‘Longitude’ clock sets new record - 300 years on

Greenwich horologists celebrate as it keeps to within a second of real time over a 100-day test
Fears in the US of being outgunned in the vital propaganda wars by Russia, China - and even Isis - have prompted a rethink on overseas broadcasters

Let the propaganda wars begin - again

'Accurate, objective, comprehensive': that was Voice of America's creed, but now its masters want it to promote US policy, reports Rupert Cornwell
Why Japan's incredible long-distance runners will never win the London Marathon

Japan's incredible long-distance runners

Every year, Japanese long-distance runners post some of the world's fastest times – yet, come next weekend, not a single elite competitor from the country will be at the London Marathon
Why does Tom Drury remain the greatest writer you've never heard of?

Tom Drury: The quiet American

His debut was considered one of the finest novels of the past 50 years, and he is every bit the equal of his contemporaries, Jonathan Franzen, Dave Eggers and David Foster Wallace
You should judge a person by how they peel a potato

You should judge a person by how they peel a potato

Dave Hax's domestic tips are reminiscent of George Orwell's tea routine. The world might need revolution, but we like to sweat the small stuff, says DJ Taylor
Beige is back: The drab car colours of the 1970s are proving popular again

Beige to the future

Flares and flounce are back on catwalks but a revival in ’70s car paintjobs was a stack-heeled step too far – until now
Bill Granger recipes: Our chef's dishes highlight the delicate essence of fresh cheeses

Bill Granger cooks with fresh cheeses
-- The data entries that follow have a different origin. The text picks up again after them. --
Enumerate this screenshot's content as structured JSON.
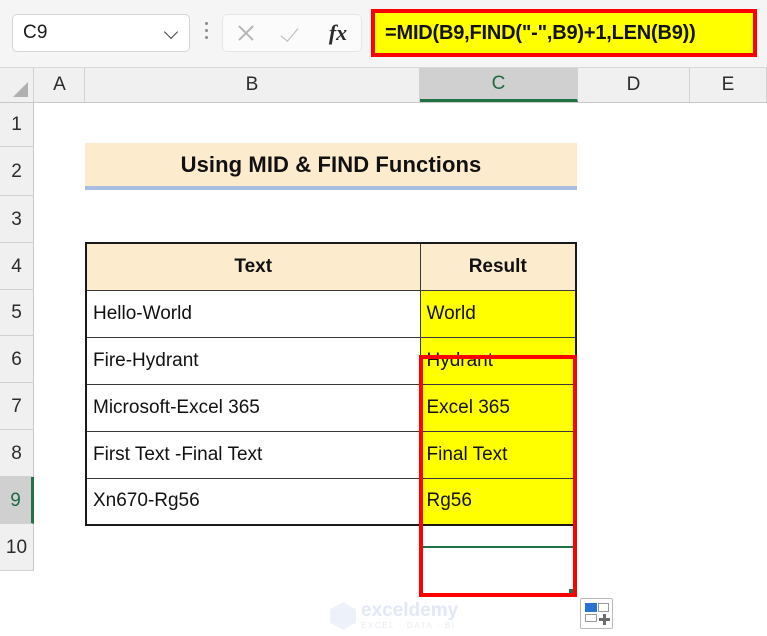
{
  "formula_bar": {
    "name_box_value": "C9",
    "formula": "=MID(B9,FIND(\"-\",B9)+1,LEN(B9))",
    "cancel_icon": "cancel-x-icon",
    "enter_icon": "enter-check-icon",
    "insert_function_icon": "fx",
    "more_options_icon": "kebab-menu-icon",
    "dropdown_icon": "chevron-down-icon"
  },
  "grid": {
    "column_headers": [
      "A",
      "B",
      "C",
      "D",
      "E"
    ],
    "selected_column": "C",
    "row_headers": [
      "1",
      "2",
      "3",
      "4",
      "5",
      "6",
      "7",
      "8",
      "9",
      "10"
    ],
    "selected_row": "9",
    "select_all_icon": "select-all-triangle-icon"
  },
  "sheet": {
    "title": "Using MID & FIND Functions",
    "table": {
      "headers": [
        "Text",
        "Result"
      ],
      "rows": [
        {
          "text": "Hello-World",
          "result": "World"
        },
        {
          "text": "Fire-Hydrant",
          "result": "Hydrant"
        },
        {
          "text": "Microsoft-Excel 365",
          "result": "Excel 365"
        },
        {
          "text": "First Text -Final Text",
          "result": "Final Text"
        },
        {
          "text": "Xn670-Rg56",
          "result": "Rg56"
        }
      ]
    }
  },
  "watermark": {
    "name": "exceldemy",
    "tagline": "EXCEL - DATA - BI",
    "logo_icon": "exceldemy-hex-logo-icon"
  },
  "quick_analysis": {
    "icon": "quick-analysis-icon"
  },
  "colors": {
    "highlight_yellow": "#ffff00",
    "annotation_red": "#ff0000",
    "header_cream": "#fdebcd",
    "title_underline_blue": "#a8bde0",
    "excel_green": "#217346"
  }
}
More delicate on the palate, milder, fresh cheeses can also be kinder to the waistline
Aston Villa vs Liverpool: 'This FA Cup run has been wonderful,' says veteran Shay Given

Shay Given: 'This FA Cup run has been wonderful'
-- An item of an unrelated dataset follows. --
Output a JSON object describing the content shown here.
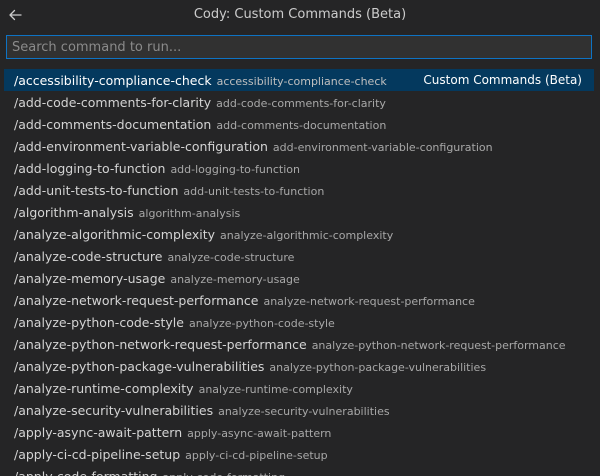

The Villa keeper has been overlooked for a long time and has unhappy memories of the national stadium – but he is savouring his chance to play at Wembley
Timeless drama of Championship race in league of its own - Michael Calvin

Michael Calvin's Last Word

Timeless drama of Championship race in league of its own